LGBT Mormons, Families & Friends gathered in historic Nauvoo, Illinois this past weekend for a remarkable spiritual and leadership retreat. Below are reflections from some of those who participated. The gathering included learning about Nauvoo history and its parallel to our lives as LGBT Mormons, sharing of personal stories and testimonies, discussions about leadership, and time fellowshipping together.
My favorite part was the gathering at the end of Parley Street, where the Saints left to cross the Mississippi River. It really helped me feel connected. It made me think about why I am doing what I am doing and also just allowed a space to be authentic and to be hopeful as I look forward my future.
My favorite part was when we first drove in on Friday night, and everyone was in the middle of getting to know each other. Seeing everyone again, feeling the amazing loving spirit, that is always my favorite part of Affirmation. Because I don’t attend my ward very often, coming and feeling that Spirit and community is so nice.
My favorite part was the very last gathering – the devotional. There was an untethered spirit of authenticity and longing and want and finding and belonging. It was a conglomeration of beautiful and sorrowful things and I really loved the sacredness of being allowed to share in the sacred narratives of my fellow travelers. I was especially moved by the very heartfelt singing of God be With You Till We Meet Again. The impression I had as we cried together was that for many this was their gathering with the Saints, this was their Zion and their moment to be with others that understand and know what its like to be LGBT and come from the LDS faith tradition.
In the film work I have been doing to help communicate the experience of being part of the LGBT and the LDS community – at least half of that task is conveying to others what it is that is so compelling about religious and spiritual experiences that people like us would even want be involved in integrating the two parts. While here in Nauvoo, I have again seen why I need to tell the stories of what is so compelling and beautiful about having a religious/spiritual life. In these moments of feeling community and the Spirit, and being vulnerable through grappling and testifying – grace is made manifest and we see why the people attending this weekend bother to find an integrated path.
While I was here in Nauvoo I really felt a connection to why the Saints originally built Nauvoo, and being here in this place, their place where they felt free from oppression and fear at least for a little while, was a place that gave them the courage to follow their hearts and build their relationship with God. They ended up leaving Nauvoo for the same reason, to believe and be free to follow their beliefs and follow their hearts. Being in this place of truly living authentic to what the Saints believed has and continues to give me courage to live authentically being true to who I am as a Latter-day Saint and as a lesbian. I have felt peace, love and healing here in ways I did not expect. This gives me comfort on my journey West into a place that is unknown and in many ways a new place, with a restoration of courage and hope for my future.
My favorite part was the devotional in the Seventies Hall on Sunday because I loved hearing everyone’s stories. They all have their differences but the have their similar themes and I could relate to it really well. I don’t like sharing my story but I like relating to other peoples’ stories.
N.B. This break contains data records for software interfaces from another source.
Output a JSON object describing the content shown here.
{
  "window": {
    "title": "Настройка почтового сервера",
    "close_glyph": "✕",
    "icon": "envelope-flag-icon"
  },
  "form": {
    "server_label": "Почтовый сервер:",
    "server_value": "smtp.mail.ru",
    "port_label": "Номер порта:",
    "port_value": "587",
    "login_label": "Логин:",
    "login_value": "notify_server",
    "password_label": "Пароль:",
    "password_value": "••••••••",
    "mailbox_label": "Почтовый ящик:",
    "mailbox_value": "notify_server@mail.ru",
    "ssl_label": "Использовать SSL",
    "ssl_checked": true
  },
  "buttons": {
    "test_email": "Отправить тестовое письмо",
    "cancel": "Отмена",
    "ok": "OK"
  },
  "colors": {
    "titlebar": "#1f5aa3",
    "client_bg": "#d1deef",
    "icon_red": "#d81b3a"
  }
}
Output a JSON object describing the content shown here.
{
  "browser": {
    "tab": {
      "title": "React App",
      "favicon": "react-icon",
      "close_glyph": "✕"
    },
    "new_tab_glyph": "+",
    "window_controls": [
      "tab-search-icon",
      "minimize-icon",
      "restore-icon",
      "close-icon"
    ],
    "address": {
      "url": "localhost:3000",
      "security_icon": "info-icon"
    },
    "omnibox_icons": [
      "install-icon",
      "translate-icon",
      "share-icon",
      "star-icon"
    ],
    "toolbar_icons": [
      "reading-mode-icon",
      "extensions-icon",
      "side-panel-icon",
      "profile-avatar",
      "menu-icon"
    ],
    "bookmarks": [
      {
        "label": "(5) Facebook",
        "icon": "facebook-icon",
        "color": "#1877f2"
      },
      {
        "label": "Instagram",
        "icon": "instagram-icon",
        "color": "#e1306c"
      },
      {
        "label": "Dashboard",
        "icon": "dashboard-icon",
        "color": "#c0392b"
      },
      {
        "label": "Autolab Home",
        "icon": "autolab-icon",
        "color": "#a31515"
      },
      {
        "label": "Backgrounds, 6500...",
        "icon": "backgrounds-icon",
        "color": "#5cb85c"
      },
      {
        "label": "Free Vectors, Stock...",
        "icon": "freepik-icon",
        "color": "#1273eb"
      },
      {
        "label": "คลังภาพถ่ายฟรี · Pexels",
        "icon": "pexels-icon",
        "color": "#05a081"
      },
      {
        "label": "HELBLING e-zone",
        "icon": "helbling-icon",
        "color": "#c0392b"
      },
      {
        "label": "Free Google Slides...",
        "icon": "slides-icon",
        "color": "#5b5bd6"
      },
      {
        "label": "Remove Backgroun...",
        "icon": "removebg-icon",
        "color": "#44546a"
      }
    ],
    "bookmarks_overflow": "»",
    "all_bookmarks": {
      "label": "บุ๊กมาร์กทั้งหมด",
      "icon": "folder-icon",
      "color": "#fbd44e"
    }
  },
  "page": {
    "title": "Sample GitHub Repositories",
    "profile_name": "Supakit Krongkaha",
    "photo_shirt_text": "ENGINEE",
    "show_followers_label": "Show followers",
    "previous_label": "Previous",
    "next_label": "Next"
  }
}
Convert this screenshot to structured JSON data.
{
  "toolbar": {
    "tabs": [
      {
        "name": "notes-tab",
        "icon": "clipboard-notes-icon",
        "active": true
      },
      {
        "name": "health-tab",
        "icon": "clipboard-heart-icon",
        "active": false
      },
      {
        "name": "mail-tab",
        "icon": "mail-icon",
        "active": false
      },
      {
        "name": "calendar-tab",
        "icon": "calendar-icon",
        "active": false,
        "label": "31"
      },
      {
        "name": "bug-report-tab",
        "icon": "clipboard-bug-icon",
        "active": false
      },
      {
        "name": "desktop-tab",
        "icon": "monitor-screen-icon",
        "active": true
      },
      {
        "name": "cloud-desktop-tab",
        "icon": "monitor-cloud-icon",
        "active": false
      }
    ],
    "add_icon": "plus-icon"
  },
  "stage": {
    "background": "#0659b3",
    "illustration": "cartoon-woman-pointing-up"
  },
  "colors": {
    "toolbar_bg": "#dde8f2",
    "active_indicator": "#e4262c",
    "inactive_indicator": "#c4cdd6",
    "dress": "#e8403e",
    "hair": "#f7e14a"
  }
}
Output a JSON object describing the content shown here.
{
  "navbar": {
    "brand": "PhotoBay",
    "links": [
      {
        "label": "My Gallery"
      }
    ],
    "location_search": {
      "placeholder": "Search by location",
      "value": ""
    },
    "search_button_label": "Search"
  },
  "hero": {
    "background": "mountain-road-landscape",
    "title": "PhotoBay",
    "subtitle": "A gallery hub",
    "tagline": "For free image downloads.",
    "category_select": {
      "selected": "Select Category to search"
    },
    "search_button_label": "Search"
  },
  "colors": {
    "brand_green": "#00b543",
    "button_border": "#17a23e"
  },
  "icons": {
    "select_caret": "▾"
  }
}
My favorite part of meeting was the testimony meeting in the Seventies Hall and that Elder Gibbons, Nauvoo LDS Mission President, was there with us. I felt a welcoming hand from the Church and his stewardship here. That is was Christianity is all about.
One of the things I have been struggling with lately is the thought of the future, and what it holds. Lately I have been afraid that I won’t have people who will relate to me yet being here with LGBT Saints from all over the country, I get a feeling of being part of a family where I am able to be myself, to laugh, talk and express my feelings and thoughts and love for others. That was my favorite part. I am part of something greater and I can find a family no matter where I go. The free time together building and strengthening friendships will bless our lives in the future.
A moment that stood out to me was the Carthage tour. Similar to seeing the LDS Mission President reach out to us during the devotional, the Carthage sister missionaries, who we weren’t expecting to reach out to us in the way they did, were very welcoming and just beautiful! I wasn’t expecting them to connect with us the way they did and they certainly weren’t expecting a group like us to come through. They did a great job of following the Spirit giving that tour and everything they taught was so caring and compassionate and taught in a way for us to feel the Spirit and to feel nothing but love.
Another part that really hit home was on Saturday morning looking over the Mississippi at the Saints’ departure point. Randall had us think about crossing our individual frontiers and going into the unknown and then asked us to share what will sustain us through the journey. This was a really powerful moment for me.
I think my favorite part of the weekend was the relationship that I developed with Emma Smith being able to feel the trauma of her life and the trauma of Nauvoo but being able to pull out the good things of Nauvoo even amidst that pain. This is an important lesson I can apply in my own life.
Read a more detailed report of the Nauvoo Affirmation Spiritual and Leadership Retreat here. The audio of each session will be available in the coming weeks. In the meantime, mark your calendars and plan to join us September 12-14 at our 2014 Annual International Conference in Salt Lake City, UT.